It seems to me that these textbooks are imbued with a tension that has remained unsolved. As I was reading them, I asked myself if they represent an evolution in the Islamic discourse or not, and what model of personality they mould. On one hand, no doubt they strive to leave behind any ambiguity, for example, by distancing themselves from the version of Islam proposed by the various terrorist groups that are expressly condemned. However, on the other it seems to me that the curricula are still deeply traditional in the representation made of God, in the law, the ethics and the dogma. There is some openness as to what can be considered a more affective and mystical faith, but, upon assessing the lessons as a whole, it does not seem particularly significant to me. Memorizing the Qur’an and the Sunna continues to prevail over reflection, although tafkīr is discouraged more than in the past. The exegesis of the Qur’an continues to be proposed according to a classical pattern of explaining the unusual terms and paraphrasing the verses, while the possibility of a historical-critical approach is excluded. The insistence on the rational nature of the faith and the notion of the scientific inimitability of the Qur’an, leading to the idea that the holy text contains the origins of all scientific discoveries, are very slippery things. Furthermore, it is asserted several times that Islam invites to study the sciences as testimonies of the existence of God, but at the same time the choice is limited to the branches of science that do not upset the principles of Islam. This can evidently be very problematic. A great deal of emphasis is placed on the normative aspect of faith to the detriment of personal reflection, and the subject of eschatology is particularly well developed, with the risk that behavioural choices are mainly oriented by fear of the final judgement.
Another critical point is the idea of the relationship with the West.
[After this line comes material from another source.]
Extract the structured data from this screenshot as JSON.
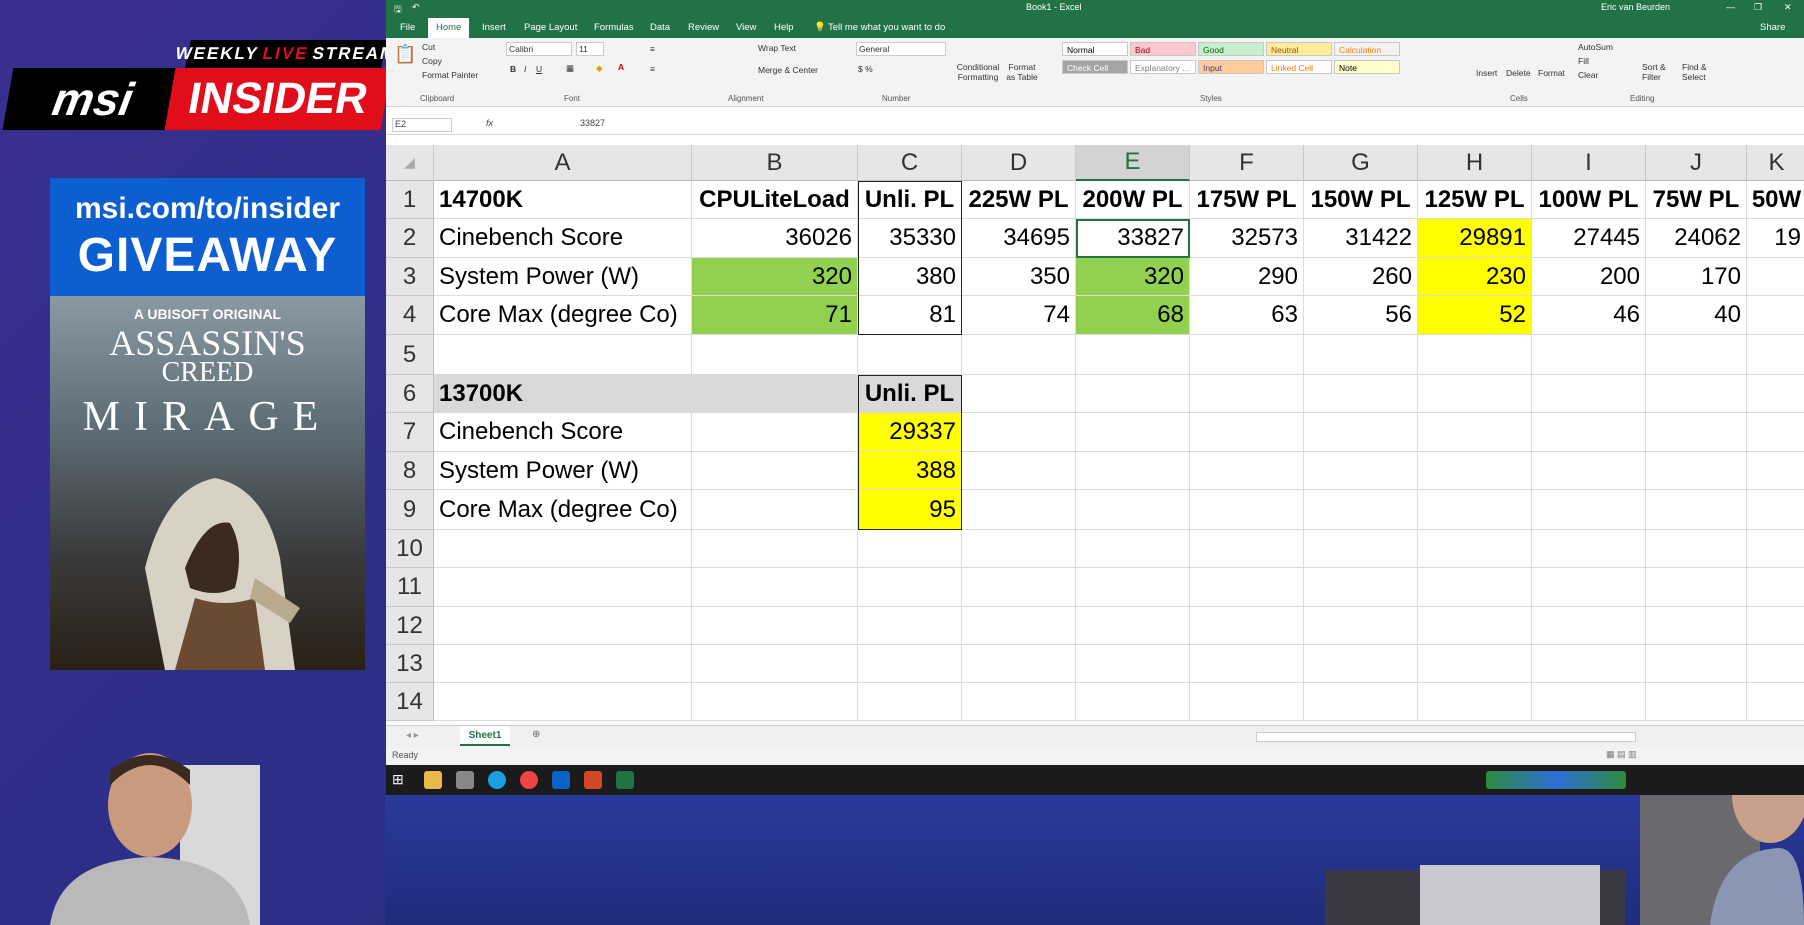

The textbooks in use until 2016 presented a substantially negative vision of globalization and the encounter with the West. This aspect, however, has been toned down a lot in the new textbooks. I found it disconcerting to read the textbook for year 12, the last secondary school class, which spoke of the colonial and religious assault of the West, and the plot to spread Christianity. It was saying that the umma was experiencing a moment of cultural regression and pinpointed its cause in some not well-defined internal factors, but above all in three external factors: the political-military and economic hegemony of the West, and cultural invasion. The pupils were told that the cultural invasion aims to weaken the Islamic doctrine in the hearts of Muslims, tear open the unity of the umma and destroy the Islamic virtues and values to spread secularism. Among the examples of cultural invasion, it indicated attempts at evangelization and quoted a phrase attributed to the famous American protestant Samuel Zwemer, who died in 1952, according to which the aim of missionary activity was not to get Muslims to sign up to Christianity but to make them reject Islam, and spoke of missionaries as the vanguards of the colonial conquest of the Muslim kingdoms. All of this part has been taken out of the new textbook in use since 2017 which to me seems a great step forward.
The opinions expressed in this article are those of the author(s) and do not necessarily reflect the position of the Oasis International Foundation
To cite this article
Ignazio de Francesco, “Islam as a school subject”, Oasis, year XV, n. 29, September 2019, pp. 39-48.
Ignazio de Francesco, “Islam as a school subject”, Oasis [online], published on 16th September 2019, URL: /en/islam-as-a-school-subject